"If Janow was privatized, which is really unthinkable, 200 years of excellence in breeding would be washed away," said Trela. "This is one of the few places, perhaps, that you can say with certainty that it should never be privatized."
State ownership, which dates back to the stable's creation by the Russian czar, Alexander I, is the key to the stud's uniqueness, according to Trela. In an industry where pure bloodlines are riches, Janow Podlaski is paved with gold. For instance, four horses at the stable--Ascota, Asoglina, Assunta, Astenia--are the 23rd generation Anglo-Arabian offspring of an English thoroughbred mare, Cypressa, who was brought to this stable when it opened in 1817.
"We are very patient," said Trela. "Sometimes it can take a horse 20 years to breed a great horse. At a private stud, that's too little return on the investment. But we can wait. We are profitable, but we would never sacrifice a horse for profits, or sell a horse that's essential to maintaining our bloodlines. That has been our practice for 180 years."
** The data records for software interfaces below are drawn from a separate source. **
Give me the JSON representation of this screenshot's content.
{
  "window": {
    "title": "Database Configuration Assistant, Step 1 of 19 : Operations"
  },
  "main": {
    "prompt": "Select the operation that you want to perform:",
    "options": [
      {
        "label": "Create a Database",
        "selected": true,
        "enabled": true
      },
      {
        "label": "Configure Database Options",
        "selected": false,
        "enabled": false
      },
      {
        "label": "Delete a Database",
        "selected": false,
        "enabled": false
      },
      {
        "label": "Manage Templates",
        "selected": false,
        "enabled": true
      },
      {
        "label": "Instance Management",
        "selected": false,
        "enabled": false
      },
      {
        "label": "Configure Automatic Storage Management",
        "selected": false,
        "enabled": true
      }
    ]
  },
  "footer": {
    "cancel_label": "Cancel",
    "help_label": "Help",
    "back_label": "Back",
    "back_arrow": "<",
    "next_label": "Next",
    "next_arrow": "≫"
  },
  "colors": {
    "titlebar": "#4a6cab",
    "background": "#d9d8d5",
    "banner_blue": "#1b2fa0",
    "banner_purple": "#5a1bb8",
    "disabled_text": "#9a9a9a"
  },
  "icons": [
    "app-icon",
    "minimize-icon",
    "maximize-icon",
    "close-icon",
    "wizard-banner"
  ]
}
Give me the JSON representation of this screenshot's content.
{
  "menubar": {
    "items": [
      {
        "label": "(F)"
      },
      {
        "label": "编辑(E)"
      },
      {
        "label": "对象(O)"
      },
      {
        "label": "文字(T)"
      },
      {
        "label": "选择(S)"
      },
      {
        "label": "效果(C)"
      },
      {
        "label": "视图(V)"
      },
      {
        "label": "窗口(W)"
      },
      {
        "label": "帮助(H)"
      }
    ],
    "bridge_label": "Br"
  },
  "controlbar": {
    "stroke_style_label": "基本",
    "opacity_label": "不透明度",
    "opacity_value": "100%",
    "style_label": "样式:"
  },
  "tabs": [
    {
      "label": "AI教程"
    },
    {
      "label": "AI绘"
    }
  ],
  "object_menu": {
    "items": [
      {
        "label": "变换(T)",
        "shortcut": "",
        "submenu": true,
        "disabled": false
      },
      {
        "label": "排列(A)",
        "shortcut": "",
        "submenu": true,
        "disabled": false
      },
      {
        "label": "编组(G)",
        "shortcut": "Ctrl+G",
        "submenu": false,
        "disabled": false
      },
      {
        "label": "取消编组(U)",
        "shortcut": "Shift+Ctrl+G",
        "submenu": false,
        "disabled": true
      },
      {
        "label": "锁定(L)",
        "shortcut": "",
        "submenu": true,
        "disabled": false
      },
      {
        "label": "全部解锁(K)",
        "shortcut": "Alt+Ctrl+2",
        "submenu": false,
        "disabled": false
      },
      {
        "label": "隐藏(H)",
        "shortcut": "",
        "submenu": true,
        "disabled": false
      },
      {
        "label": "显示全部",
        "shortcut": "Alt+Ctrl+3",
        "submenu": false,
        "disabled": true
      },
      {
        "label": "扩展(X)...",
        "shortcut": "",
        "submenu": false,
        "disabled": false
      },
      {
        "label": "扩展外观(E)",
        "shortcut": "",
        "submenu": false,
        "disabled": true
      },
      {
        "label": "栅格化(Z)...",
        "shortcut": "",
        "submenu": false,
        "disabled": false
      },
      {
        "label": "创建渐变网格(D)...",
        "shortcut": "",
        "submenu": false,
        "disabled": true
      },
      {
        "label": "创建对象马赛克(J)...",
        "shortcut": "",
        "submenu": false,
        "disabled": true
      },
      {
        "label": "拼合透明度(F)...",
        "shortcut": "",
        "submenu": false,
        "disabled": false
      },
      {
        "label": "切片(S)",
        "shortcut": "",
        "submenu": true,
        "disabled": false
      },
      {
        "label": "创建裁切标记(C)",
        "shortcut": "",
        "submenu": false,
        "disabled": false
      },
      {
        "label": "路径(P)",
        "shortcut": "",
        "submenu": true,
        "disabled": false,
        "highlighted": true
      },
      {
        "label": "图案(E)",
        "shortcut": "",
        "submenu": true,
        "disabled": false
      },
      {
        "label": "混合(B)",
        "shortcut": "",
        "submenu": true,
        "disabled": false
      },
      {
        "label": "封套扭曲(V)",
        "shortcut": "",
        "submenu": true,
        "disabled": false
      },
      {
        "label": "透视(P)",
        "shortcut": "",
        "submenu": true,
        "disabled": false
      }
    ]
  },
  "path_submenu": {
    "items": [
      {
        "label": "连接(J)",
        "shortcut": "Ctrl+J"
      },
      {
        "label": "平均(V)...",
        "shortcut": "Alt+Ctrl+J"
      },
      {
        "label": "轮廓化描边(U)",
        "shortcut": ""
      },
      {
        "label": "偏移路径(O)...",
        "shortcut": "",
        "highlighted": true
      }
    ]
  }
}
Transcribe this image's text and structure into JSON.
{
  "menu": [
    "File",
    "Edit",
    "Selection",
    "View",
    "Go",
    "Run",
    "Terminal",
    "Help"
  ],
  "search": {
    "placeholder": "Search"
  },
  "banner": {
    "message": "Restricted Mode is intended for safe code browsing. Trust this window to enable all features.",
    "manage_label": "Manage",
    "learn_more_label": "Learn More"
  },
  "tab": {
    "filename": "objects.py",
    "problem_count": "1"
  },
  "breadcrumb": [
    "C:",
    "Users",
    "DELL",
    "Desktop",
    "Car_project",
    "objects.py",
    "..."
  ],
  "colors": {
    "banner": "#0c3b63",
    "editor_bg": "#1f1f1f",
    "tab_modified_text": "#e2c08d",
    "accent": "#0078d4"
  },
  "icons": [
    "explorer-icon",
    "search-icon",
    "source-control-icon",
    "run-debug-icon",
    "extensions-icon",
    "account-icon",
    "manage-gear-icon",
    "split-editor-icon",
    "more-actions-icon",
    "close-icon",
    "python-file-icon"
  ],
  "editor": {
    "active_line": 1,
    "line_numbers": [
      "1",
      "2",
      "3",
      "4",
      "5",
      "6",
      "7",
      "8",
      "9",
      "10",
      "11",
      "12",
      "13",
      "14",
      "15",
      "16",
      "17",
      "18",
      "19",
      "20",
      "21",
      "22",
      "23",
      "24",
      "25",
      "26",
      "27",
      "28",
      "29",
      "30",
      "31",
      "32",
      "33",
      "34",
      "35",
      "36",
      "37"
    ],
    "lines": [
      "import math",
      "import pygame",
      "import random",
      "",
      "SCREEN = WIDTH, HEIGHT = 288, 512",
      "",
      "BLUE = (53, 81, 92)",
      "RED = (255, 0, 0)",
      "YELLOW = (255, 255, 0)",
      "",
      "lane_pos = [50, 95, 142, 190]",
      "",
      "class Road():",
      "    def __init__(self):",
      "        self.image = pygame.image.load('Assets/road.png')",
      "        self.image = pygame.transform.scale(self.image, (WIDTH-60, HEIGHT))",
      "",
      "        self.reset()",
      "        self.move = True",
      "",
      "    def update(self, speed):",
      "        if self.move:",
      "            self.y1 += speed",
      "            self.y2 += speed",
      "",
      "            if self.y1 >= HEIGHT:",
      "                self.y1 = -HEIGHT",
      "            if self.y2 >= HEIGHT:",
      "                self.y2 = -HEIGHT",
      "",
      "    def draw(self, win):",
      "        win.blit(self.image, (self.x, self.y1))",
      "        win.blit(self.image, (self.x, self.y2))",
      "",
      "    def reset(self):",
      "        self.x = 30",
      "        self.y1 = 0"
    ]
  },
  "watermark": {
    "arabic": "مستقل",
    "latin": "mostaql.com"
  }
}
As a gesture to the Poles, whose country he was occupying, Czar Alexander I created the Janow Podlaski stud in 1817 with horses from Russia to help replenish the local stock, which had been devastated by the Napoleonic wars.
The farm was nearly ruined by subsequent world wars. When Hitler and Stalin partitioned Poland along the River Bug in 1939, for instance, Russian troops crossed the river to steal half the horses before the Nazis arrived. And, five years later, as the Germans retreated, they took much of the remaining stock with them, most of which died in the firebombing of Dresden. But a dozen or so horses survived, and the farm also replenished the stud by buying horses it had sold privately in the prewar years.
The farm's primary challenge in the communist years was its ideological incorrectness; Arabians, and breeding for sport and show, could be construed as a capitalistic indulgence. Wladyslaw Gomulka, former first secretary of the Polish Communist Party, wanted to close the stud until he was reminded that it was a useful source of hard currency in cash-starved Poland.
By the 1970s and '80s, Janow Podlaski was selling to luminaries such as Hollywood director Mike Nichols, Rolling Stones drummer Charlie Watts and American industrialist Armand Hammer, who dropped $1 million here for a horse called El Paso in 1981.
With the fall of communism in 1989, and a bust just a few years earlier in the overheated horse market, Janow Podlaski was forced to make some tough adjustments, trimming its staff of 220 by nearly 70 percent and using some of its rich earth to raise cattle and produce to offset the lean times.
And, for a number of years, Trela and others here were worried that private investors would tempt the new democracy with a cash offer and snap up Janow Podlawski, breaking up its carefully maintained stable. But with the state's commitment this year to maintain the stud as a national trust, Trela is anticipating a successful and peaceful new century.
"For the first time in our history there are no real threats," he said. "I expect democracy to be good for Janow, and if it is, the Polish breed will still be flourishing when the next century turns."
CAPTION: Marek Trela, director of Janow Podlaski stud, holds Ararat, one of many valuable Arabian horses bred there.